What does it say?

Tradition says that Peter is killed in Rome during the wave of persecution that began in 64 AD. Peter probably writes this letter from Rome not long after this persecution begins. The recipients are believers scattered in five Roman provinces in what is now Turkey.

Peter aims to communicate hope by explaining God’s purposes in our trials and suffering (1Pe 1). Even in trial God’s people are to live in such a way as to reflect his life and truth. As Paul speaks to the Ephesians and Colossians, so Peter now instructs his readers about the practicalities of living out biblical faith in the world around us and in all our relationships including marriage. Peter also focuses on baptism as a powerful witness of our clean conscience before God and of his transforming power (1Pe 2-3).

Directly addressing the persecution confronting believers, Peter gives very practical instruction for living through such times (1Pe 4). He also knows that leadership is critical in difficult times, and he addresses elders, urging them to live lives of humility and in submission to Christ and to each other (1Pe 5). Before final greetings, Peter concludes with a call to stand firm in the faith and to know that God is being glorified as we both suffer and grow in walk with him.

What does it mean?

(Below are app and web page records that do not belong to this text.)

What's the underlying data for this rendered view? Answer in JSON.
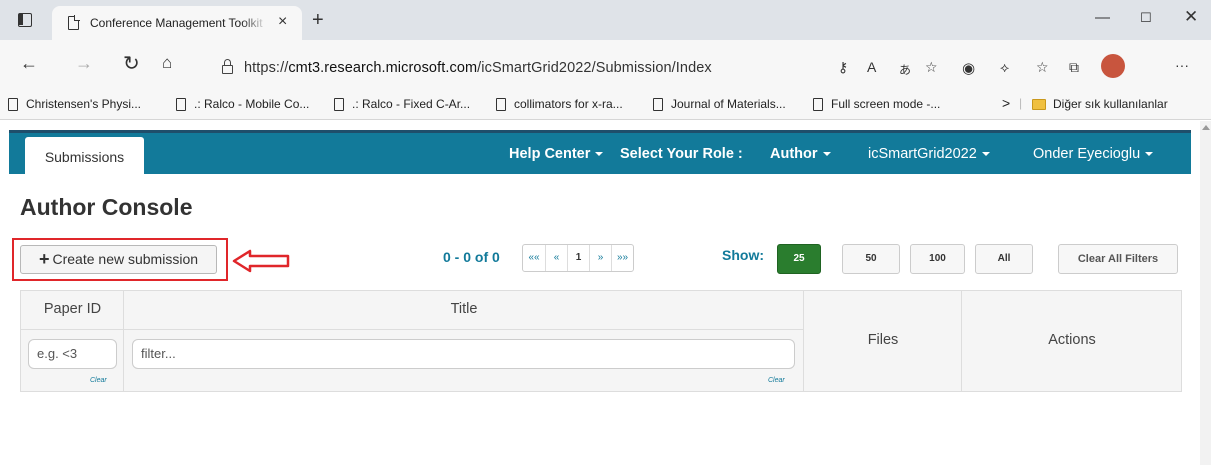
{
  "browser": {
    "tab_title": "Conference Management Toolkit",
    "tab_close": "×",
    "new_tab": "+",
    "url_prefix": "https://",
    "url_host": "cmt3.research.microsoft.com",
    "url_path": "/icSmartGrid2022/Submission/Index",
    "bookmarks": [
      "Christensen's Physi...",
      ".: Ralco - Mobile Co...",
      ".: Ralco - Fixed C-Ar...",
      "collimators for x-ra...",
      "Journal of Materials...",
      "Full screen mode -..."
    ],
    "bookmarks_overflow": ">",
    "other_bookmarks": "Diğer sık kullanılanlar",
    "icons": {
      "back": "back-arrow-icon",
      "forward": "forward-arrow-icon",
      "reload": "reload-icon",
      "home": "home-icon"
    }
  },
  "nav": {
    "submissions": "Submissions",
    "help_center": "Help Center",
    "select_role_label": "Select Your Role :",
    "role": "Author",
    "conference": "icSmartGrid2022",
    "user": "Onder Eyecioglu"
  },
  "console": {
    "title": "Author Console",
    "create_plus": "+",
    "create_label": "Create new submission"
  },
  "pager": {
    "count": "0 - 0 of 0",
    "first": "««",
    "prev": "«",
    "current": "1",
    "next": "»",
    "last": "»»",
    "show_label": "Show:",
    "sizes": [
      "25",
      "50",
      "100",
      "All"
    ],
    "active_size": "25",
    "clear_filters": "Clear All Filters"
  },
  "table": {
    "col_paper_id": "Paper ID",
    "col_title": "Title",
    "col_files": "Files",
    "col_actions": "Actions",
    "paper_id_placeholder": "e.g. <3",
    "title_placeholder": "filter...",
    "clear": "Clear"
  },
  "colors": {
    "navbar": "#127a9a",
    "accent_text": "#127a9a",
    "active_page_size": "#2a7d2e",
    "highlight": "#e0262a"
  }
}
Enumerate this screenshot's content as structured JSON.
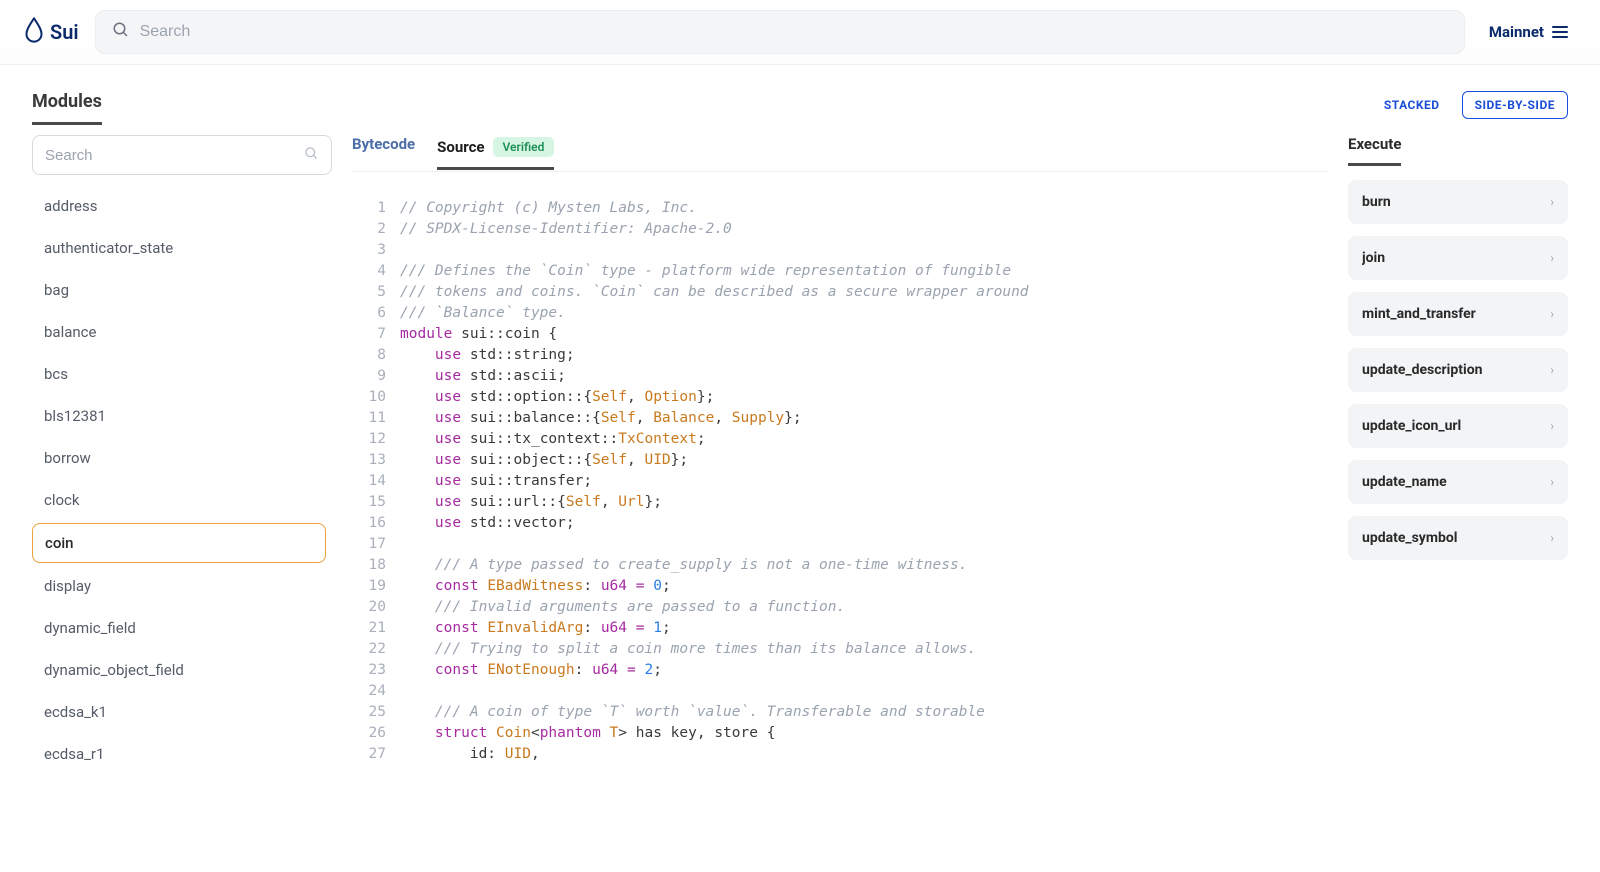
{
  "header": {
    "brand": "Sui",
    "search_placeholder": "Search",
    "network_label": "Mainnet"
  },
  "section": {
    "title": "Modules",
    "view_stacked": "STACKED",
    "view_side_by_side": "SIDE-BY-SIDE"
  },
  "sidebar": {
    "search_placeholder": "Search",
    "active_module": "coin",
    "modules": [
      "address",
      "authenticator_state",
      "bag",
      "balance",
      "bcs",
      "bls12381",
      "borrow",
      "clock",
      "coin",
      "display",
      "dynamic_field",
      "dynamic_object_field",
      "ecdsa_k1",
      "ecdsa_r1"
    ]
  },
  "code_panel": {
    "tab_bytecode": "Bytecode",
    "tab_source": "Source",
    "verified_label": "Verified",
    "lines": [
      [
        {
          "t": "comment",
          "v": "// Copyright (c) Mysten Labs, Inc."
        }
      ],
      [
        {
          "t": "comment",
          "v": "// SPDX-License-Identifier: Apache-2.0"
        }
      ],
      [],
      [
        {
          "t": "comment",
          "v": "/// Defines the `Coin` type - platform wide representation of fungible"
        }
      ],
      [
        {
          "t": "comment",
          "v": "/// tokens and coins. `Coin` can be described as a secure wrapper around"
        }
      ],
      [
        {
          "t": "comment",
          "v": "/// `Balance` type."
        }
      ],
      [
        {
          "t": "keyword",
          "v": "module"
        },
        {
          "t": "ident",
          "v": " sui::coin "
        },
        {
          "t": "punct",
          "v": "{"
        }
      ],
      [
        {
          "t": "ident",
          "v": "    "
        },
        {
          "t": "keyword",
          "v": "use"
        },
        {
          "t": "ident",
          "v": " std::string;"
        }
      ],
      [
        {
          "t": "ident",
          "v": "    "
        },
        {
          "t": "keyword",
          "v": "use"
        },
        {
          "t": "ident",
          "v": " std::ascii;"
        }
      ],
      [
        {
          "t": "ident",
          "v": "    "
        },
        {
          "t": "keyword",
          "v": "use"
        },
        {
          "t": "ident",
          "v": " std::option::{"
        },
        {
          "t": "type",
          "v": "Self"
        },
        {
          "t": "punct",
          "v": ", "
        },
        {
          "t": "type",
          "v": "Option"
        },
        {
          "t": "punct",
          "v": "};"
        }
      ],
      [
        {
          "t": "ident",
          "v": "    "
        },
        {
          "t": "keyword",
          "v": "use"
        },
        {
          "t": "ident",
          "v": " sui::balance::{"
        },
        {
          "t": "type",
          "v": "Self"
        },
        {
          "t": "punct",
          "v": ", "
        },
        {
          "t": "type",
          "v": "Balance"
        },
        {
          "t": "punct",
          "v": ", "
        },
        {
          "t": "type",
          "v": "Supply"
        },
        {
          "t": "punct",
          "v": "};"
        }
      ],
      [
        {
          "t": "ident",
          "v": "    "
        },
        {
          "t": "keyword",
          "v": "use"
        },
        {
          "t": "ident",
          "v": " sui::tx_context::"
        },
        {
          "t": "type",
          "v": "TxContext"
        },
        {
          "t": "punct",
          "v": ";"
        }
      ],
      [
        {
          "t": "ident",
          "v": "    "
        },
        {
          "t": "keyword",
          "v": "use"
        },
        {
          "t": "ident",
          "v": " sui::object::{"
        },
        {
          "t": "type",
          "v": "Self"
        },
        {
          "t": "punct",
          "v": ", "
        },
        {
          "t": "type",
          "v": "UID"
        },
        {
          "t": "punct",
          "v": "};"
        }
      ],
      [
        {
          "t": "ident",
          "v": "    "
        },
        {
          "t": "keyword",
          "v": "use"
        },
        {
          "t": "ident",
          "v": " sui::transfer;"
        }
      ],
      [
        {
          "t": "ident",
          "v": "    "
        },
        {
          "t": "keyword",
          "v": "use"
        },
        {
          "t": "ident",
          "v": " sui::url::{"
        },
        {
          "t": "type",
          "v": "Self"
        },
        {
          "t": "punct",
          "v": ", "
        },
        {
          "t": "type",
          "v": "Url"
        },
        {
          "t": "punct",
          "v": "};"
        }
      ],
      [
        {
          "t": "ident",
          "v": "    "
        },
        {
          "t": "keyword",
          "v": "use"
        },
        {
          "t": "ident",
          "v": " std::vector;"
        }
      ],
      [],
      [
        {
          "t": "ident",
          "v": "    "
        },
        {
          "t": "comment",
          "v": "/// A type passed to create_supply is not a one-time witness."
        }
      ],
      [
        {
          "t": "ident",
          "v": "    "
        },
        {
          "t": "keyword",
          "v": "const"
        },
        {
          "t": "ident",
          "v": " "
        },
        {
          "t": "type",
          "v": "EBadWitness"
        },
        {
          "t": "punct",
          "v": ": "
        },
        {
          "t": "keyword",
          "v": "u64"
        },
        {
          "t": "ident",
          "v": " "
        },
        {
          "t": "op",
          "v": "="
        },
        {
          "t": "ident",
          "v": " "
        },
        {
          "t": "number",
          "v": "0"
        },
        {
          "t": "punct",
          "v": ";"
        }
      ],
      [
        {
          "t": "ident",
          "v": "    "
        },
        {
          "t": "comment",
          "v": "/// Invalid arguments are passed to a function."
        }
      ],
      [
        {
          "t": "ident",
          "v": "    "
        },
        {
          "t": "keyword",
          "v": "const"
        },
        {
          "t": "ident",
          "v": " "
        },
        {
          "t": "type",
          "v": "EInvalidArg"
        },
        {
          "t": "punct",
          "v": ": "
        },
        {
          "t": "keyword",
          "v": "u64"
        },
        {
          "t": "ident",
          "v": " "
        },
        {
          "t": "op",
          "v": "="
        },
        {
          "t": "ident",
          "v": " "
        },
        {
          "t": "number",
          "v": "1"
        },
        {
          "t": "punct",
          "v": ";"
        }
      ],
      [
        {
          "t": "ident",
          "v": "    "
        },
        {
          "t": "comment",
          "v": "/// Trying to split a coin more times than its balance allows."
        }
      ],
      [
        {
          "t": "ident",
          "v": "    "
        },
        {
          "t": "keyword",
          "v": "const"
        },
        {
          "t": "ident",
          "v": " "
        },
        {
          "t": "type",
          "v": "ENotEnough"
        },
        {
          "t": "punct",
          "v": ": "
        },
        {
          "t": "keyword",
          "v": "u64"
        },
        {
          "t": "ident",
          "v": " "
        },
        {
          "t": "op",
          "v": "="
        },
        {
          "t": "ident",
          "v": " "
        },
        {
          "t": "number",
          "v": "2"
        },
        {
          "t": "punct",
          "v": ";"
        }
      ],
      [],
      [
        {
          "t": "ident",
          "v": "    "
        },
        {
          "t": "comment",
          "v": "/// A coin of type `T` worth `value`. Transferable and storable"
        }
      ],
      [
        {
          "t": "ident",
          "v": "    "
        },
        {
          "t": "keyword",
          "v": "struct"
        },
        {
          "t": "ident",
          "v": " "
        },
        {
          "t": "type",
          "v": "Coin"
        },
        {
          "t": "punct",
          "v": "<"
        },
        {
          "t": "keyword",
          "v": "phantom"
        },
        {
          "t": "ident",
          "v": " "
        },
        {
          "t": "type",
          "v": "T"
        },
        {
          "t": "punct",
          "v": ">"
        },
        {
          "t": "ident",
          "v": " has key, store "
        },
        {
          "t": "punct",
          "v": "{"
        }
      ],
      [
        {
          "t": "ident",
          "v": "        id: "
        },
        {
          "t": "type",
          "v": "UID"
        },
        {
          "t": "punct",
          "v": ","
        }
      ]
    ]
  },
  "execute": {
    "title": "Execute",
    "functions": [
      "burn",
      "join",
      "mint_and_transfer",
      "update_description",
      "update_icon_url",
      "update_name",
      "update_symbol"
    ]
  }
}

The practical teaching in 1 Peter is obvious about God’s purposes in trials and suffering and about how to prosper in missional living during such times. Everything Peter says has benefit for us today even though the nature of our trials and suffering may be far different than that of the first century.
Beneath the surface is another important theme that appears in 1 Peter 5:5-6 as Peter urges other church leaders to humble themselves under God’s mighty hand. As a young follower of Jesus, Peter appears in the Gospels as impetuous, brash and often a bit prideful. Remarkably, some three decades later, Peter is preaching humility. Peter writes that God uses trials and suffering to accomplish his mission in the world and in us. Learning to trust God in trials is transformational, and Peter himself is the prime example here, having been transformed through his walk of faith.

How will I respond?

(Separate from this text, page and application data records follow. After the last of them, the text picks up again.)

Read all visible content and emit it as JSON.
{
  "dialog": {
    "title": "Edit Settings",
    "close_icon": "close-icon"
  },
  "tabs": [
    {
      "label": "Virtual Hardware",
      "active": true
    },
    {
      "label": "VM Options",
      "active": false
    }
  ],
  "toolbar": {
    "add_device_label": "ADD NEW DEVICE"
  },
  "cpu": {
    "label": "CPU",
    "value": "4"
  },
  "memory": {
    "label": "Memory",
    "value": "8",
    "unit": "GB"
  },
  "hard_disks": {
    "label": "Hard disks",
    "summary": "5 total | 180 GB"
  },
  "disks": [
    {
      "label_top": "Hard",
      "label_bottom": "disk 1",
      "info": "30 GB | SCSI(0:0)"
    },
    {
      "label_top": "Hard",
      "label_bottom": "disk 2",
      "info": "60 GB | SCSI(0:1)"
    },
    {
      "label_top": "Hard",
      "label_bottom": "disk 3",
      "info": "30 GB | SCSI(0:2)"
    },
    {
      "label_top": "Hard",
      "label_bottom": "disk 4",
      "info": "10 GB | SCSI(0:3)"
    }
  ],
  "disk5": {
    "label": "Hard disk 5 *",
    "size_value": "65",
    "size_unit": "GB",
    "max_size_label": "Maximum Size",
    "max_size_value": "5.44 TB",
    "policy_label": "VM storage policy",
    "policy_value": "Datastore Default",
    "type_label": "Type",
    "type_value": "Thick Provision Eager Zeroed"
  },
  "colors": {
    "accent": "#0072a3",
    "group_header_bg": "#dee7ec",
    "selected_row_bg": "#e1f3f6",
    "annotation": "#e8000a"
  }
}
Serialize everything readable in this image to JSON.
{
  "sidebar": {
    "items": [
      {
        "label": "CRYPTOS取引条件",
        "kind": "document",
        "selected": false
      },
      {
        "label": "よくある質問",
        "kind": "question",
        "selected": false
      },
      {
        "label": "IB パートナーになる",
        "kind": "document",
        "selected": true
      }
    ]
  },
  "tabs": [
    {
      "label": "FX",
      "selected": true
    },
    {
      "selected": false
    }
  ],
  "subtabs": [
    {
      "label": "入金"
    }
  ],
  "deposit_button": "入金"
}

What is the point of suffering or trial in my life right now? What is one way that God may be using this suffering to accomplish him mission in others? What is one way that God may be using this suffering to equip me and to further my personal growth?